**EXERCISE DESCRIPTION**.
Write out each line of the entries below that holds the word "name".

======== RECORDS SHOWN ========

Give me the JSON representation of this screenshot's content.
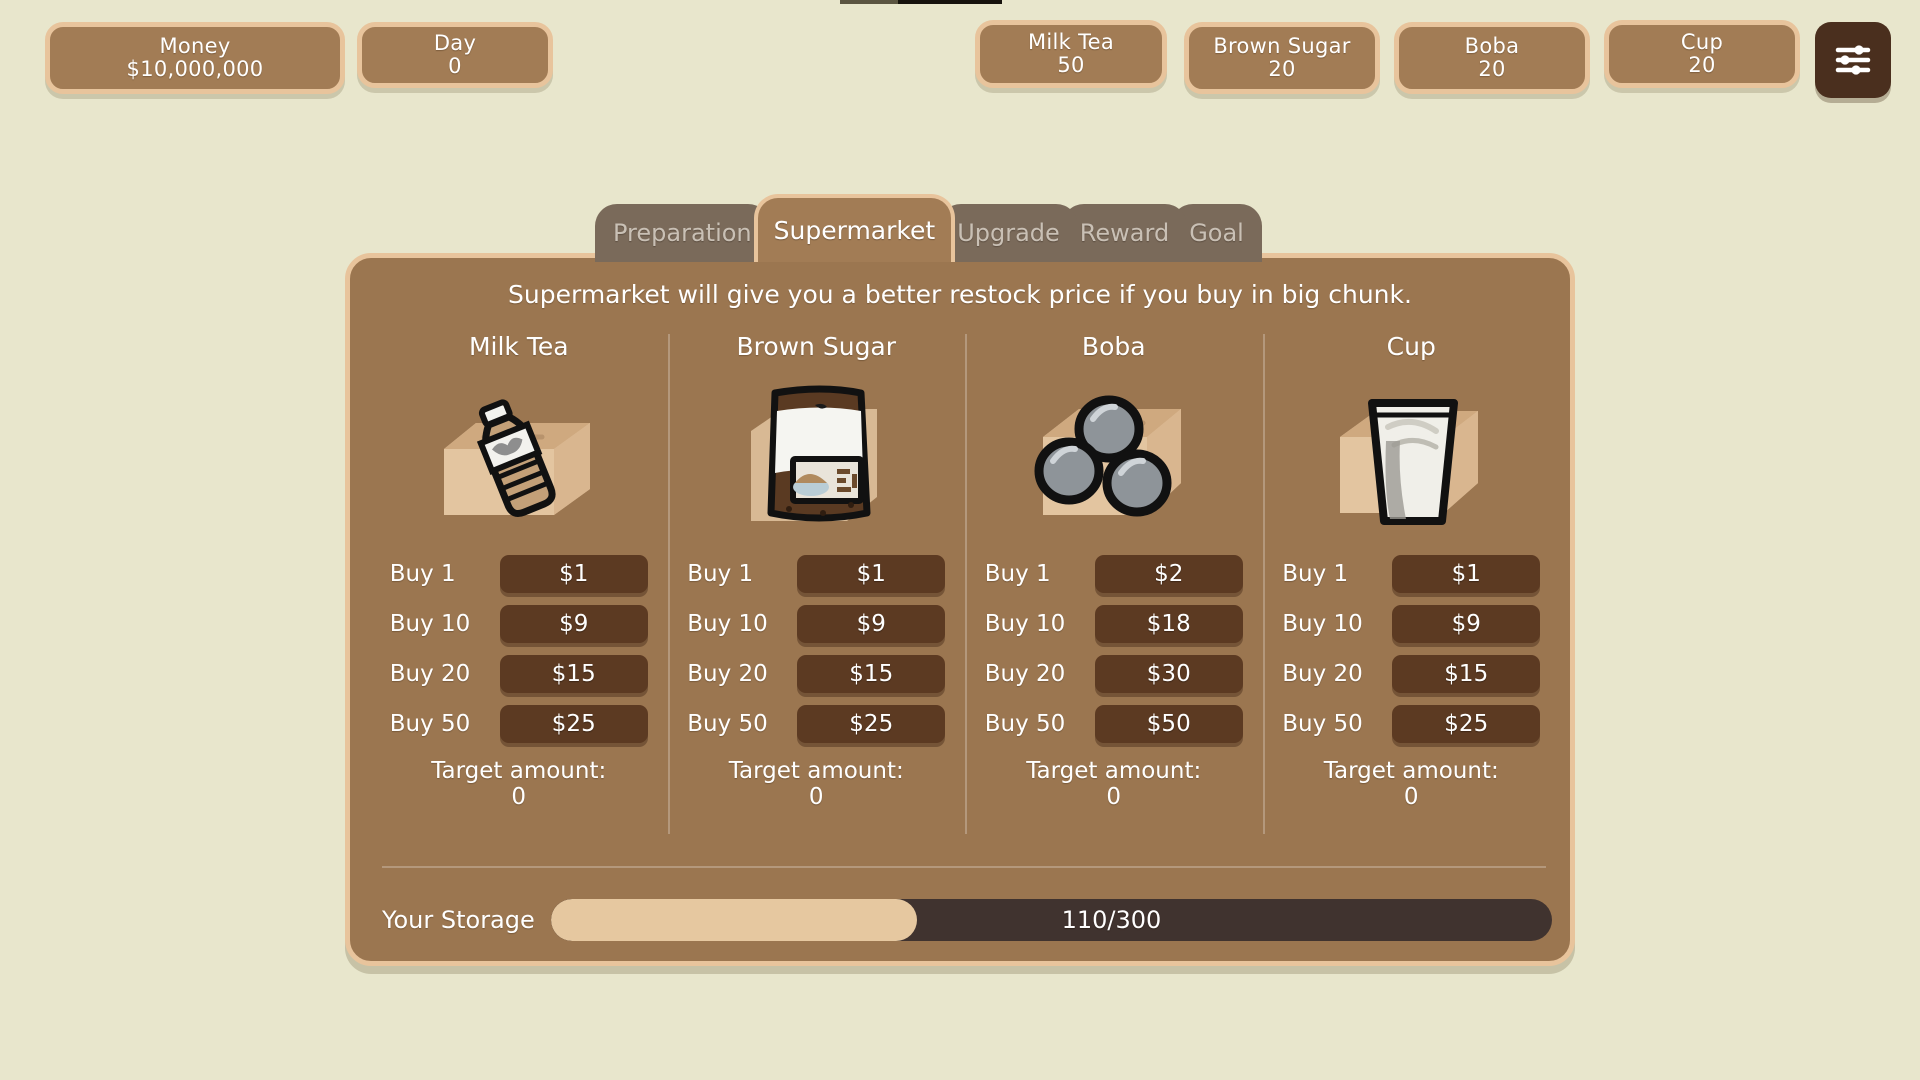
{
  "hud": {
    "stats": [
      {
        "id": "money",
        "label": "Money",
        "value": "$10,000,000"
      },
      {
        "id": "day",
        "label": "Day",
        "value": "0"
      }
    ],
    "resources": [
      {
        "id": "milktea",
        "label": "Milk Tea",
        "value": "50"
      },
      {
        "id": "sugar",
        "label": "Brown Sugar",
        "value": "20"
      },
      {
        "id": "boba",
        "label": "Boba",
        "value": "20"
      },
      {
        "id": "cup",
        "label": "Cup",
        "value": "20"
      }
    ],
    "settings_icon": "sliders-icon"
  },
  "tabs": [
    {
      "id": "preparation",
      "label": "Preparation",
      "active": false
    },
    {
      "id": "supermarket",
      "label": "Supermarket",
      "active": true
    },
    {
      "id": "upgrade",
      "label": "Upgrade",
      "active": false
    },
    {
      "id": "reward",
      "label": "Reward",
      "active": false
    },
    {
      "id": "goal",
      "label": "Goal",
      "active": false
    }
  ],
  "panel": {
    "subtitle": "Supermarket will give you a better restock price if you buy in big chunk.",
    "target_label": "Target amount:",
    "columns": [
      {
        "id": "milk-tea",
        "title": "Milk Tea",
        "art": "bottle-on-box-icon",
        "rows": [
          {
            "label": "Buy 1",
            "price": "$1"
          },
          {
            "label": "Buy 10",
            "price": "$9"
          },
          {
            "label": "Buy 20",
            "price": "$15"
          },
          {
            "label": "Buy 50",
            "price": "$25"
          }
        ],
        "target_amount": "0"
      },
      {
        "id": "brown-sugar",
        "title": "Brown Sugar",
        "art": "sugar-bag-icon",
        "rows": [
          {
            "label": "Buy 1",
            "price": "$1"
          },
          {
            "label": "Buy 10",
            "price": "$9"
          },
          {
            "label": "Buy 20",
            "price": "$15"
          },
          {
            "label": "Buy 50",
            "price": "$25"
          }
        ],
        "target_amount": "0"
      },
      {
        "id": "boba",
        "title": "Boba",
        "art": "boba-pearls-on-box-icon",
        "rows": [
          {
            "label": "Buy 1",
            "price": "$2"
          },
          {
            "label": "Buy 10",
            "price": "$18"
          },
          {
            "label": "Buy 20",
            "price": "$30"
          },
          {
            "label": "Buy 50",
            "price": "$50"
          }
        ],
        "target_amount": "0"
      },
      {
        "id": "cup",
        "title": "Cup",
        "art": "cup-on-box-icon",
        "rows": [
          {
            "label": "Buy 1",
            "price": "$1"
          },
          {
            "label": "Buy 10",
            "price": "$9"
          },
          {
            "label": "Buy 20",
            "price": "$15"
          },
          {
            "label": "Buy 50",
            "price": "$25"
          }
        ],
        "target_amount": "0"
      }
    ],
    "storage": {
      "label": "Your Storage",
      "text": "110/300",
      "current": 110,
      "max": 300,
      "percent": 36.6
    }
  },
  "colors": {
    "background": "#e8e6cc",
    "panel": "#9b7650",
    "panel_border": "#e8c49c",
    "pill": "#a27c55",
    "tab_inactive": "#7a6a5a",
    "button": "#5c3a22",
    "settings": "#4a2f1e",
    "storage_fill": "#e6c8a0",
    "storage_track": "#40332f",
    "text": "#ffffff"
  }
}
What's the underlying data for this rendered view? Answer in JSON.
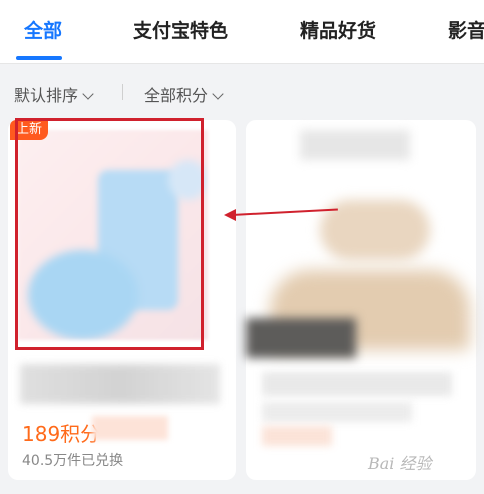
{
  "tabs": [
    {
      "label": "全部",
      "active": true
    },
    {
      "label": "支付宝特色",
      "active": false
    },
    {
      "label": "精品好货",
      "active": false
    },
    {
      "label": "影音",
      "active": false
    }
  ],
  "filters": {
    "sort_label": "默认排序",
    "points_label": "全部积分"
  },
  "products": [
    {
      "badge": "上新",
      "price": "189积分",
      "exchanged": "40.5万件已兑换"
    }
  ],
  "watermark": "Bai 经验",
  "colors": {
    "accent": "#1677ff",
    "price": "#ff6a1a",
    "annotation": "#d0212d",
    "badge": "#ff5a1f"
  }
}
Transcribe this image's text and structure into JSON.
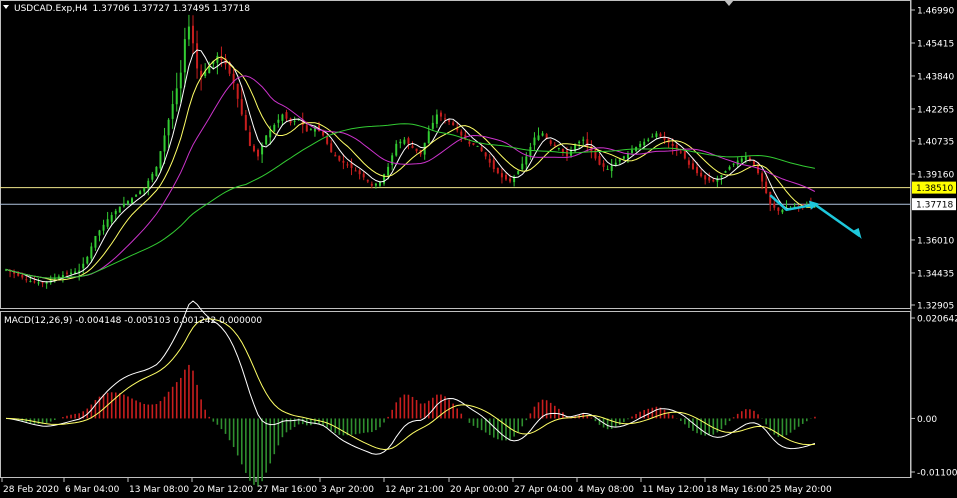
{
  "chart_data": [
    {
      "type": "candlestick",
      "symbol_label": "USDCAD.Exp,H4",
      "ohlc_label": "1.37706 1.37727 1.37495 1.37718",
      "ylim": [
        1.32905,
        1.4699
      ],
      "y_ticks": [
        "1.46990",
        "1.45415",
        "1.43840",
        "1.42265",
        "1.40735",
        "1.39160",
        "1.36010",
        "1.34435",
        "1.32905"
      ],
      "levels": [
        {
          "name": "resistance",
          "value": 1.3851,
          "label": "1.38510",
          "color": "#f0e68c",
          "tag_bg": "#ffff00",
          "tag_fg": "#000000"
        },
        {
          "name": "bid",
          "value": 1.37718,
          "label": "1.37718",
          "color": "#b0c4de",
          "tag_bg": "#ffffff",
          "tag_fg": "#000000"
        }
      ],
      "x_labels": [
        "28 Feb 2020",
        "6 Mar 04:00",
        "13 Mar 08:00",
        "20 Mar 12:00",
        "27 Mar 16:00",
        "3 Apr 20:00",
        "12 Apr 21:00",
        "20 Apr 00:00",
        "27 Apr 04:00",
        "4 May 08:00",
        "11 May 12:00",
        "18 May 16:00",
        "25 May 20:00"
      ],
      "close_path": [
        [
          0,
          1.346
        ],
        [
          3,
          1.343
        ],
        [
          6,
          1.3405
        ],
        [
          9,
          1.3395
        ],
        [
          12,
          1.342
        ],
        [
          15,
          1.344
        ],
        [
          18,
          1.3455
        ],
        [
          20,
          1.352
        ],
        [
          22,
          1.362
        ],
        [
          25,
          1.37
        ],
        [
          28,
          1.376
        ],
        [
          31,
          1.38
        ],
        [
          34,
          1.385
        ],
        [
          37,
          1.395
        ],
        [
          39,
          1.41
        ],
        [
          41,
          1.425
        ],
        [
          43,
          1.44
        ],
        [
          44,
          1.456
        ],
        [
          45,
          1.462
        ],
        [
          46,
          1.454
        ],
        [
          47,
          1.442
        ],
        [
          48,
          1.438
        ],
        [
          50,
          1.443
        ],
        [
          52,
          1.448
        ],
        [
          54,
          1.444
        ],
        [
          56,
          1.435
        ],
        [
          58,
          1.42
        ],
        [
          60,
          1.405
        ],
        [
          62,
          1.4
        ],
        [
          64,
          1.41
        ],
        [
          66,
          1.415
        ],
        [
          68,
          1.42
        ],
        [
          70,
          1.416
        ],
        [
          72,
          1.418
        ],
        [
          74,
          1.412
        ],
        [
          76,
          1.414
        ],
        [
          78,
          1.41
        ],
        [
          80,
          1.402
        ],
        [
          82,
          1.398
        ],
        [
          84,
          1.396
        ],
        [
          86,
          1.393
        ],
        [
          88,
          1.39
        ],
        [
          90,
          1.386
        ],
        [
          92,
          1.388
        ],
        [
          94,
          1.395
        ],
        [
          96,
          1.406
        ],
        [
          98,
          1.408
        ],
        [
          100,
          1.404
        ],
        [
          102,
          1.401
        ],
        [
          104,
          1.412
        ],
        [
          106,
          1.42
        ],
        [
          108,
          1.418
        ],
        [
          110,
          1.415
        ],
        [
          112,
          1.41
        ],
        [
          114,
          1.406
        ],
        [
          116,
          1.405
        ],
        [
          118,
          1.4
        ],
        [
          120,
          1.394
        ],
        [
          122,
          1.39
        ],
        [
          124,
          1.388
        ],
        [
          126,
          1.393
        ],
        [
          128,
          1.4
        ],
        [
          130,
          1.409
        ],
        [
          132,
          1.411
        ],
        [
          134,
          1.406
        ],
        [
          136,
          1.404
        ],
        [
          138,
          1.4
        ],
        [
          140,
          1.406
        ],
        [
          142,
          1.408
        ],
        [
          144,
          1.402
        ],
        [
          146,
          1.396
        ],
        [
          148,
          1.394
        ],
        [
          150,
          1.397
        ],
        [
          152,
          1.4
        ],
        [
          154,
          1.403
        ],
        [
          156,
          1.406
        ],
        [
          158,
          1.408
        ],
        [
          160,
          1.411
        ],
        [
          162,
          1.408
        ],
        [
          164,
          1.405
        ],
        [
          166,
          1.402
        ],
        [
          168,
          1.396
        ],
        [
          170,
          1.392
        ],
        [
          172,
          1.389
        ],
        [
          174,
          1.388
        ],
        [
          176,
          1.391
        ],
        [
          178,
          1.395
        ],
        [
          180,
          1.398
        ],
        [
          182,
          1.4
        ],
        [
          184,
          1.396
        ],
        [
          186,
          1.388
        ],
        [
          188,
          1.377
        ],
        [
          190,
          1.374
        ],
        [
          192,
          1.375
        ],
        [
          194,
          1.376
        ],
        [
          196,
          1.3765
        ],
        [
          198,
          1.3772
        ]
      ],
      "bars_total": 200,
      "moving_averages": [
        {
          "name": "fast",
          "color": "#ffffff",
          "period": 5
        },
        {
          "name": "medium",
          "color": "#ffff66",
          "period": 10
        },
        {
          "name": "slow",
          "color": "#cc33cc",
          "period": 20
        },
        {
          "name": "trend",
          "color": "#33cc33",
          "period": 60
        }
      ],
      "forecast_arrow": {
        "color": "#1ec8dc",
        "points": [
          [
            188,
            1.3815
          ],
          [
            192,
            1.3745
          ],
          [
            199,
            1.377
          ],
          [
            204,
            1.372
          ],
          [
            210,
            1.362
          ]
        ]
      }
    },
    {
      "type": "macd",
      "label": "MACD(12,26,9) -0.004148 -0.005103 0.001242 0.000000",
      "ylim": [
        -0.011007,
        0.020642
      ],
      "y_ticks": [
        "0.020642",
        "0.00",
        "-0.011007"
      ],
      "hist_up_color": "#c81e1e",
      "hist_down_color": "#2f8f2f",
      "macd_color": "#ffffff",
      "signal_color": "#ffff66"
    }
  ]
}
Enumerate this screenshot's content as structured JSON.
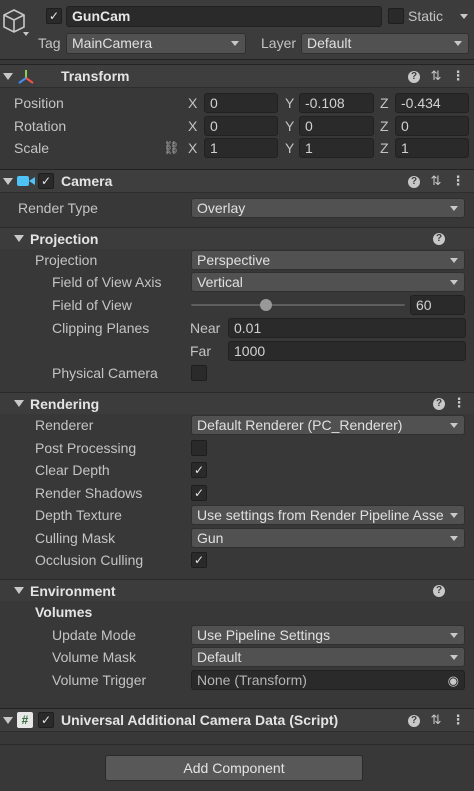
{
  "object": {
    "name": "GunCam",
    "static_label": "Static",
    "tag_label": "Tag",
    "tag_value": "MainCamera",
    "layer_label": "Layer",
    "layer_value": "Default"
  },
  "transform": {
    "title": "Transform",
    "position_label": "Position",
    "rotation_label": "Rotation",
    "scale_label": "Scale",
    "axis_x": "X",
    "axis_y": "Y",
    "axis_z": "Z",
    "position": {
      "x": "0",
      "y": "-0.108",
      "z": "-0.434"
    },
    "rotation": {
      "x": "0",
      "y": "0",
      "z": "0"
    },
    "scale": {
      "x": "1",
      "y": "1",
      "z": "1"
    }
  },
  "camera": {
    "title": "Camera",
    "render_type_label": "Render Type",
    "render_type_value": "Overlay",
    "projection": {
      "title": "Projection",
      "projection_label": "Projection",
      "projection_value": "Perspective",
      "fov_axis_label": "Field of View Axis",
      "fov_axis_value": "Vertical",
      "fov_label": "Field of View",
      "fov_value": "60",
      "fov_slider_fraction": 0.34,
      "clipping_label": "Clipping Planes",
      "near_label": "Near",
      "near_value": "0.01",
      "far_label": "Far",
      "far_value": "1000",
      "physical_camera_label": "Physical Camera",
      "physical_camera_checked": false
    },
    "rendering": {
      "title": "Rendering",
      "renderer_label": "Renderer",
      "renderer_value": "Default Renderer (PC_Renderer)",
      "post_processing_label": "Post Processing",
      "clear_depth_label": "Clear Depth",
      "render_shadows_label": "Render Shadows",
      "depth_texture_label": "Depth Texture",
      "depth_texture_value": "Use settings from Render Pipeline Asse",
      "culling_mask_label": "Culling Mask",
      "culling_mask_value": "Gun",
      "occlusion_culling_label": "Occlusion Culling",
      "check_mark": "✓"
    },
    "environment": {
      "title": "Environment",
      "volumes_title": "Volumes",
      "update_mode_label": "Update Mode",
      "update_mode_value": "Use Pipeline Settings",
      "volume_mask_label": "Volume Mask",
      "volume_mask_value": "Default",
      "volume_trigger_label": "Volume Trigger",
      "volume_trigger_value": "None (Transform)"
    }
  },
  "additional_data": {
    "title": "Universal Additional Camera Data (Script)"
  },
  "add_component_label": "Add Component",
  "icons": {
    "help": "?",
    "presets": "⇅",
    "menu": "⋮",
    "link": "⛓",
    "script": "#",
    "target": "◉"
  },
  "colors": {
    "background": "#383838",
    "header": "#3e3e3e",
    "field": "#2a2a2a",
    "dropdown": "#515151",
    "camera_icon": "#4ec3f7"
  }
}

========

**RESULT**.
          "name": "resistance",
          "name": "bid",
          "name": "fast",
          "name": "medium",
          "name": "slow",
          "name": "trend",
    "name": "GunCam",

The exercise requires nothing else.